PALADIN PERSPECTIVES: Commissioning Your Engineering Career
By Candice Rogers, Paladin, Inc.
There is a new wave of talent entering the engineering field and our company is fortunate to be adding their energy and insights to our efforts to make buildings work as designed and desired. One of those is Jacob Duncan, a proud Kentucky Wildcat (class of 2015) who has become a strong contributor to our commissioning (Cx) efforts. If his enthusiasm is any indicator, the future of our profession is bright.
Q: What drew you to engineering in the first place?
A: In high school, I didn’t know much about studying engineering, but math and science had always come fairly easily to me. When I took physics my senior year, the light came on because it was applied math with a problem solving element. I liked engineering’s promise to help me dissect an idea, research a topic, figure out an answer then apply it.
Q: Did you take any commissioning classes in college?
A: I didn’t really hear much about Cx in college—my friends in Architecture heard a little more about it—but, unless you stumble across it at an internship, you’re not likely to hear a lot about it. College didn’t leave me unprepared, though. For example, the theory on thermodynamics, fluid dynamics, and heat transfer that I picked up in my college career keeps popping up in our projects and the technical writing and testing techniques I learned get used almost every day.
Q: What caused you to explore commissioning as a discipline?
A: Bottom line, I love the variety of challenges and experiences that come from spending time in the field. After a design internship in a cubicle farm that almost killed my soul, I decided I needed diversity in my days. I love how Cx allows me to see the real application of what we’re working on, how it’s installed, and how the equipment really works. Throw in the chance to learn the ropes from an engineering legend like Dick Burks and you have a pretty great setup.
Q: What is your typical workday like?
A: There really is no such thing as a typical workday in our profession. One day I’ll be in the field performing functional tests, the next I’ll be in a meeting resolving project issues and the day after that I’ll be at my laptop building closeout documents so owners know how to run their buildings. I’ve also done a little design work, a little controls work and even more testing. We’ll be testing 400 air terminal boxes in our next project, so I’ll be plenty busy.
Q: What’s the most important lesson about Cx you’ve learned so far?
A: The number one lesson on commissioning is GET STARTED EARLY. If you don’t start the testing and review process until a building is done, you are buying the owner a whole raft of problems. That’s why we’re a regular, maybe even annoying, presence on our job sites from day one, because we believe in checking, fixing and re-checking things. Done right, the Cx discipline helps create a culture of mutual accountability and respect that makes fixes in real time and helps every single company on a project strengthen their professional reputation.
Q: What do you enjoy the most about Cx?
A: I enjoy the one-on-one time we get with owners, architects, engineers and contractors, and the fact our discipline and our data give us the freedom, the obligation to speak the truth. Plus, I really like the experience of seeing a building owner genuinely pleased when his or her building works as designed and desired. It’s very gratifying.

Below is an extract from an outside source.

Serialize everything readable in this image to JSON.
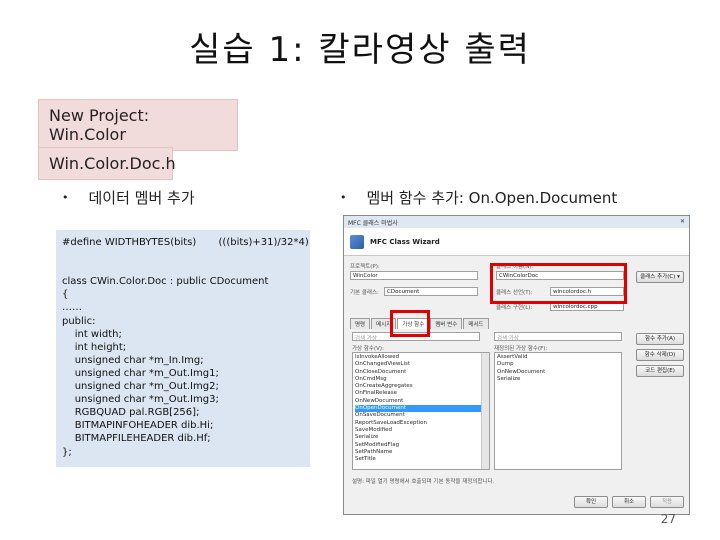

Q: How has the commissioning discipline affected you personally?
A: Earlier, I mentioned that Cx isn’t necessarily a coherent course of study at most colleges, for most undergraduates, so we are on the hook to essentially commission our own career. Each student needs to test their assumptions, build a course plan that fleshes out his or her grasp of the fundamentals like thermodynamics then seek out work experience that lets you get your hands dirty. You have to be the one who pulls your own academic and professional career together and the commissioning mindset is the best way to keep yourself on track to success.